Cover of All-New Wolverine: The Four Sisters (2016) by Tom Taylor, David Lopez, David Navarrot, Bengal, Mario Takara, Ig Guiara, Nik Virella BIPOC

All-New Wolverine: The Four Sisters (2016) by Tom Taylor, David Lopez, David Navarrot, Bengal, Mario Takara, Ig Guiara, Nik Virella
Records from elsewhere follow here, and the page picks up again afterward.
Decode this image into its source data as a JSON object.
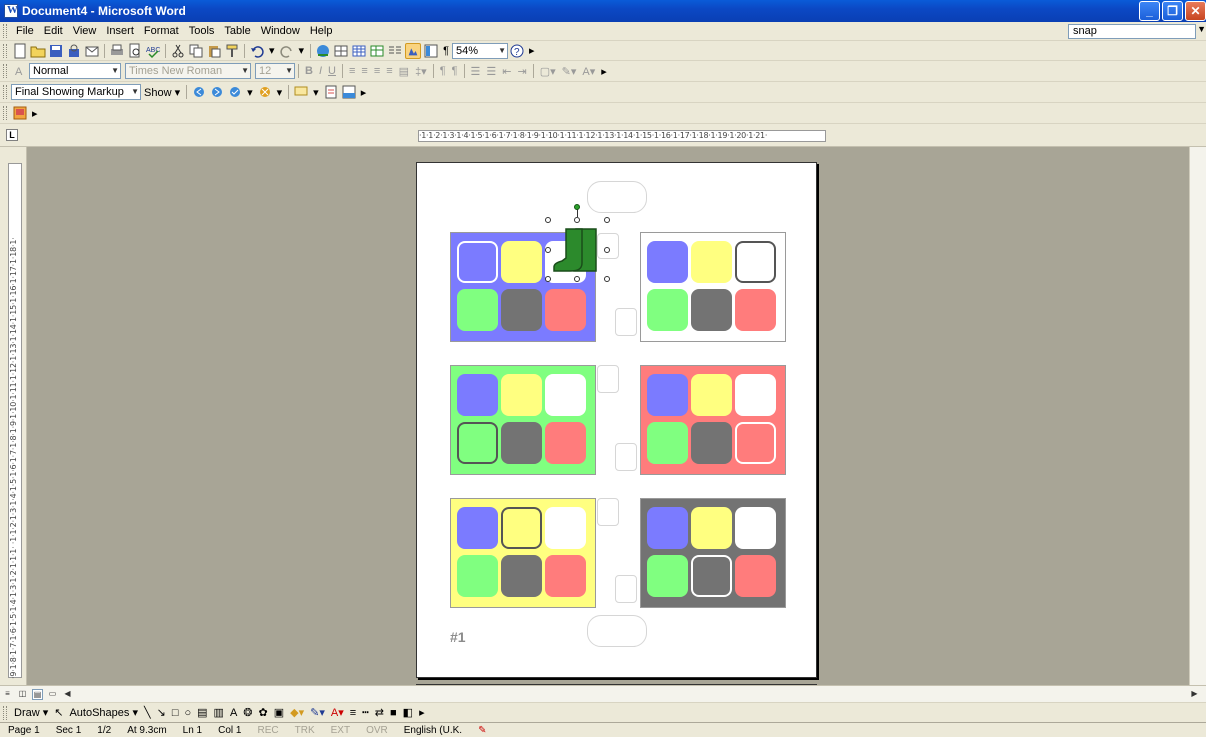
{
  "window": {
    "title": "Document4 - Microsoft Word"
  },
  "menu": {
    "items": [
      "File",
      "Edit",
      "View",
      "Insert",
      "Format",
      "Tools",
      "Table",
      "Window",
      "Help"
    ],
    "help_box": "snap"
  },
  "standard_toolbar": {
    "zoom": "54%"
  },
  "formatting_toolbar": {
    "style": "Normal",
    "font": "Times New Roman",
    "size": "12"
  },
  "reviewing_toolbar": {
    "display": "Final Showing Markup",
    "show_label": "Show"
  },
  "ruler": {
    "tab_selector": "L",
    "horizontal_text": "·1·1·2·1·3·1·4·1·5·1·6·1·7·1·8·1·9·1·10·1·11·1·12·1·13·1·14·1·15·1·16·1·17·1·18·1·19·1·20·1·21·",
    "vertical_text": "·9·1·8·1·7·1·6·1·5·1·4·1·3·1·2·1·1·1· ·1·1·2·1·3·1·4·1·5·1·6·1·7·1·8·1·9·1·10·1·11·1·12·1·13·1·14·1·15·1·16·1·17·1·18·1·"
  },
  "document": {
    "page_label": "#1"
  },
  "colors": {
    "blue": "#7b7bff",
    "yellow": "#ffff80",
    "white": "#ffffff",
    "green": "#80ff80",
    "gray": "#737373",
    "red": "#ff7c7c",
    "boot": "#2c8a2c"
  },
  "draw_toolbar": {
    "draw_label": "Draw",
    "autoshapes_label": "AutoShapes"
  },
  "status": {
    "page": "Page 1",
    "sec": "Sec 1",
    "pages": "1/2",
    "at": "At 9.3cm",
    "ln": "Ln 1",
    "col": "Col 1",
    "rec": "REC",
    "trk": "TRK",
    "ext": "EXT",
    "ovr": "OVR",
    "language": "English (U.K."
  }
}
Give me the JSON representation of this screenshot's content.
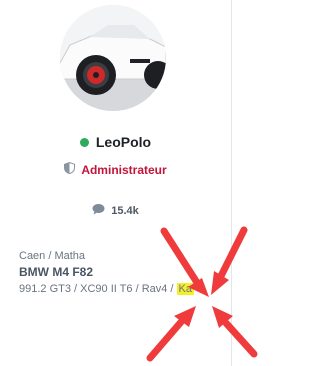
{
  "profile": {
    "username": "LeoPolo",
    "online_color": "#2eaa5c",
    "role": "Administrateur",
    "role_color": "#c2143c",
    "stats": {
      "messages": "15.4k"
    },
    "location": "Caen / Matha",
    "main_car": "BMW M4 F82",
    "cars_prefix": "991.2 GT3 / XC90 II T6 / Rav4 / ",
    "cars_highlighted": "Ka",
    "highlight_color": "#f5ef2a"
  },
  "annotation": {
    "arrow_color": "#ef3b3b"
  },
  "icons": [
    "shield-icon",
    "comment-icon"
  ]
}
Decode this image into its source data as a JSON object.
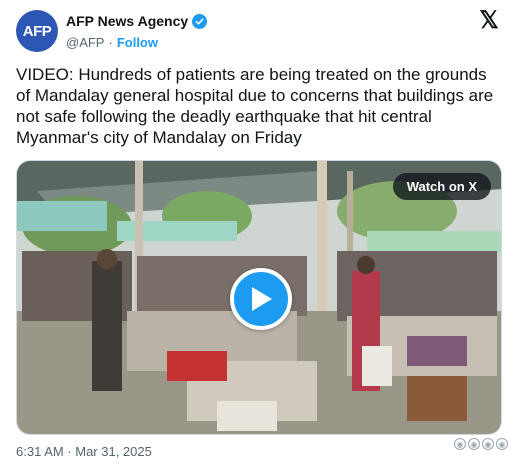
{
  "author": {
    "avatar_text": "AFP",
    "display_name": "AFP News Agency",
    "handle": "@AFP",
    "separator": "·",
    "follow_label": "Follow"
  },
  "x_logo": "𝕏",
  "tweet": {
    "text": "VIDEO:  Hundreds of patients are being treated on the grounds of Mandalay general hospital due to concerns that buildings are not safe following the deadly earthquake that hit central Myanmar's city of Mandalay on Friday"
  },
  "media": {
    "watch_label": "Watch on X",
    "icon": "play-icon"
  },
  "footer": {
    "timestamp": "6:31 AM · Mar 31, 2025"
  },
  "colors": {
    "accent": "#1d9bf0",
    "avatar_bg": "#2d57b5",
    "muted_text": "#536471"
  }
}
It’s hard to recover from the death of Wolverine (at least the most recent one), but Laura Kinney has never been one to shy away from a challenge. The same can be said for Taylor as he takes on the unenviable role of bringing out the All-New Wolverine. Laura has recently learned she isn’t the only clone in the laboratory, following her fellow “sisters’” escape. As Laura strives to understand what has happened with the other clones, she faces new enemies who are working equally as hard to remove all evidence they ever existed — including Laura herself. Taylor’s witty dialogue brings All-New Wolverine into the light, giving us characters who are created from their relationships and not in spite of them. Laura’s inner conflict as she struggles to honour Logan is possibly the best salute you can give to a retired character because it is so in tune with the original character himself. Plus, the introduction of Gabby/Honey Badger is the icing on the cake.

cover of X-23: Family Album #1 (2018) by Mariko Tamaki, Juann Cabal, and Noaln Woodard

X-23: Family Album #1 (2018) by Mariko Tamaki, Juann Cabal, and Noaln Woodard

Laura continues to honour the spirit of The Wolverine. She even has her own teen-girl sidekick, just like Logan did for however-many years. Though don’t tell Gabby she’s the sidekick. It’s clear Laura has the strength and the stamina (as well as other benefits) to carry the name. But like the Wolverine stories before her, the greatest battle is often in your own head. Tamaki nails this narrative, pitting Laura and Gabby against the Cuckoo sisters, cloned daughters from Emma Frost/White Queen with super-telepathic levels. It’s clone against clone, family against family. An issue that always went to the heart of Wolverine, in any form. Cabal’s art is absolutely glorious, and Tamaki has done a great job honouring the spirit of Wolverine in a new generation. This was also listed by fellow Book Rioter Rachel as one of the best comics on Marvel Unlimited. You can see the rest of the list here.


For more best-of marvel character comics, check out our list of the best Thor comics.